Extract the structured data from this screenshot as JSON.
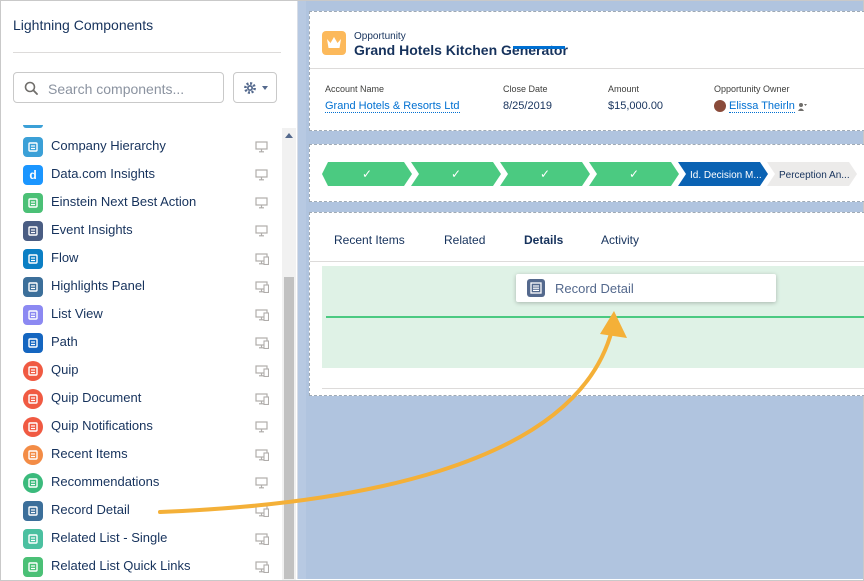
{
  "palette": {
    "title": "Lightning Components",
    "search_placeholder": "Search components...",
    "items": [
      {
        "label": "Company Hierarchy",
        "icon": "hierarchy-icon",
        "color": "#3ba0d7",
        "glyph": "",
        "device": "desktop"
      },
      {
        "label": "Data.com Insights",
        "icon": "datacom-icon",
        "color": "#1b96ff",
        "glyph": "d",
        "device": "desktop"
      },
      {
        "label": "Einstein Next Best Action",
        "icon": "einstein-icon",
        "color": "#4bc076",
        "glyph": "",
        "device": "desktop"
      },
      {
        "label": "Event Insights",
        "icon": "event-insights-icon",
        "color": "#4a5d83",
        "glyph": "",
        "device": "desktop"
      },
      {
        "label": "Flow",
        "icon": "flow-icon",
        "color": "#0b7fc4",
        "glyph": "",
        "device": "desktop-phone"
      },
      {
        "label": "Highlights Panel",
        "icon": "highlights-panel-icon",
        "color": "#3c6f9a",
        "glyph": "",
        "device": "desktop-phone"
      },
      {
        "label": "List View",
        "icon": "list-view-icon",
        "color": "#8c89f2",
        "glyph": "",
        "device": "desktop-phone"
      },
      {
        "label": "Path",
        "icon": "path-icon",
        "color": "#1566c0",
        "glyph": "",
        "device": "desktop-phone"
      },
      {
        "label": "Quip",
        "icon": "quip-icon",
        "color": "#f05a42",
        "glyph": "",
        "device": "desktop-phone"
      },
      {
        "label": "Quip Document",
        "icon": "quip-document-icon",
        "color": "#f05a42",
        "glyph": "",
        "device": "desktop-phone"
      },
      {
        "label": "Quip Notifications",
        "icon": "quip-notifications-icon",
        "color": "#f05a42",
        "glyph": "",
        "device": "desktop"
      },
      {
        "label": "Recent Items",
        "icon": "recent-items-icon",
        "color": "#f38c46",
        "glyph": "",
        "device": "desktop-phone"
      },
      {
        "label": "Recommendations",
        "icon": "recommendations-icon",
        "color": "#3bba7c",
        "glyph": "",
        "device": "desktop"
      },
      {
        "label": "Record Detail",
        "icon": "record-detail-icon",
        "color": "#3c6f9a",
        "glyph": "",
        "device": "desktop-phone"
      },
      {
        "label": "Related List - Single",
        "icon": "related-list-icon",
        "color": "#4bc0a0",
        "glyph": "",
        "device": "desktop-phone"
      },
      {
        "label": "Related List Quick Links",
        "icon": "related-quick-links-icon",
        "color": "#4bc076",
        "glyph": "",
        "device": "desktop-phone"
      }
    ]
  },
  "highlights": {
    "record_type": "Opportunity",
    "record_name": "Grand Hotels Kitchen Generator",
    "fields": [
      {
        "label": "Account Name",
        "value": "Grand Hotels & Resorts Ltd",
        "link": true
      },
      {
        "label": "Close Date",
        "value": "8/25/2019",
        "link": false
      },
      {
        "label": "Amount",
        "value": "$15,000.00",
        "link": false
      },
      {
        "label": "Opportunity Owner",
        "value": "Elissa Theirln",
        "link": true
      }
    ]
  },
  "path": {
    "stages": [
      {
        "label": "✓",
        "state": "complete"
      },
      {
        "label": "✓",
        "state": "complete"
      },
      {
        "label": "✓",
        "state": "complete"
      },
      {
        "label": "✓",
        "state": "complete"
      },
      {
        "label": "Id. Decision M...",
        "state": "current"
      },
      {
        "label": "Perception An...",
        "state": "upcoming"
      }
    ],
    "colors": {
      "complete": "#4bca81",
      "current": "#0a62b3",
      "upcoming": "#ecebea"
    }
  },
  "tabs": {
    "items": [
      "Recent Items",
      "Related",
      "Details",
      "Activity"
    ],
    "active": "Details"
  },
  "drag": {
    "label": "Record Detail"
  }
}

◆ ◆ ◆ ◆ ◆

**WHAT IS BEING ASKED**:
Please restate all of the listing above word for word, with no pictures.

**RESULT FOR THIS EXERCISE**:
Extract the structured data from this screenshot as JSON.
{
  "palette": {
    "title": "Lightning Components",
    "search_placeholder": "Search components...",
    "items": [
      {
        "label": "Company Hierarchy",
        "icon": "hierarchy-icon",
        "color": "#3ba0d7",
        "glyph": "",
        "device": "desktop"
      },
      {
        "label": "Data.com Insights",
        "icon": "datacom-icon",
        "color": "#1b96ff",
        "glyph": "d",
        "device": "desktop"
      },
      {
        "label": "Einstein Next Best Action",
        "icon": "einstein-icon",
        "color": "#4bc076",
        "glyph": "",
        "device": "desktop"
      },
      {
        "label": "Event Insights",
        "icon": "event-insights-icon",
        "color": "#4a5d83",
        "glyph": "",
        "device": "desktop"
      },
      {
        "label": "Flow",
        "icon": "flow-icon",
        "color": "#0b7fc4",
        "glyph": "",
        "device": "desktop-phone"
      },
      {
        "label": "Highlights Panel",
        "icon": "highlights-panel-icon",
        "color": "#3c6f9a",
        "glyph": "",
        "device": "desktop-phone"
      },
      {
        "label": "List View",
        "icon": "list-view-icon",
        "color": "#8c89f2",
        "glyph": "",
        "device": "desktop-phone"
      },
      {
        "label": "Path",
        "icon": "path-icon",
        "color": "#1566c0",
        "glyph": "",
        "device": "desktop-phone"
      },
      {
        "label": "Quip",
        "icon": "quip-icon",
        "color": "#f05a42",
        "glyph": "",
        "device": "desktop-phone"
      },
      {
        "label": "Quip Document",
        "icon": "quip-document-icon",
        "color": "#f05a42",
        "glyph": "",
        "device": "desktop-phone"
      },
      {
        "label": "Quip Notifications",
        "icon": "quip-notifications-icon",
        "color": "#f05a42",
        "glyph": "",
        "device": "desktop"
      },
      {
        "label": "Recent Items",
        "icon": "recent-items-icon",
        "color": "#f38c46",
        "glyph": "",
        "device": "desktop-phone"
      },
      {
        "label": "Recommendations",
        "icon": "recommendations-icon",
        "color": "#3bba7c",
        "glyph": "",
        "device": "desktop"
      },
      {
        "label": "Record Detail",
        "icon": "record-detail-icon",
        "color": "#3c6f9a",
        "glyph": "",
        "device": "desktop-phone"
      },
      {
        "label": "Related List - Single",
        "icon": "related-list-icon",
        "color": "#4bc0a0",
        "glyph": "",
        "device": "desktop-phone"
      },
      {
        "label": "Related List Quick Links",
        "icon": "related-quick-links-icon",
        "color": "#4bc076",
        "glyph": "",
        "device": "desktop-phone"
      }
    ]
  },
  "highlights": {
    "record_type": "Opportunity",
    "record_name": "Grand Hotels Kitchen Generator",
    "fields": [
      {
        "label": "Account Name",
        "value": "Grand Hotels & Resorts Ltd",
        "link": true
      },
      {
        "label": "Close Date",
        "value": "8/25/2019",
        "link": false
      },
      {
        "label": "Amount",
        "value": "$15,000.00",
        "link": false
      },
      {
        "label": "Opportunity Owner",
        "value": "Elissa Theirln",
        "link": true
      }
    ]
  },
  "path": {
    "stages": [
      {
        "label": "✓",
        "state": "complete"
      },
      {
        "label": "✓",
        "state": "complete"
      },
      {
        "label": "✓",
        "state": "complete"
      },
      {
        "label": "✓",
        "state": "complete"
      },
      {
        "label": "Id. Decision M...",
        "state": "current"
      },
      {
        "label": "Perception An...",
        "state": "upcoming"
      }
    ],
    "colors": {
      "complete": "#4bca81",
      "current": "#0a62b3",
      "upcoming": "#ecebea"
    }
  },
  "tabs": {
    "items": [
      "Recent Items",
      "Related",
      "Details",
      "Activity"
    ],
    "active": "Details"
  },
  "drag": {
    "label": "Record Detail"
  }
}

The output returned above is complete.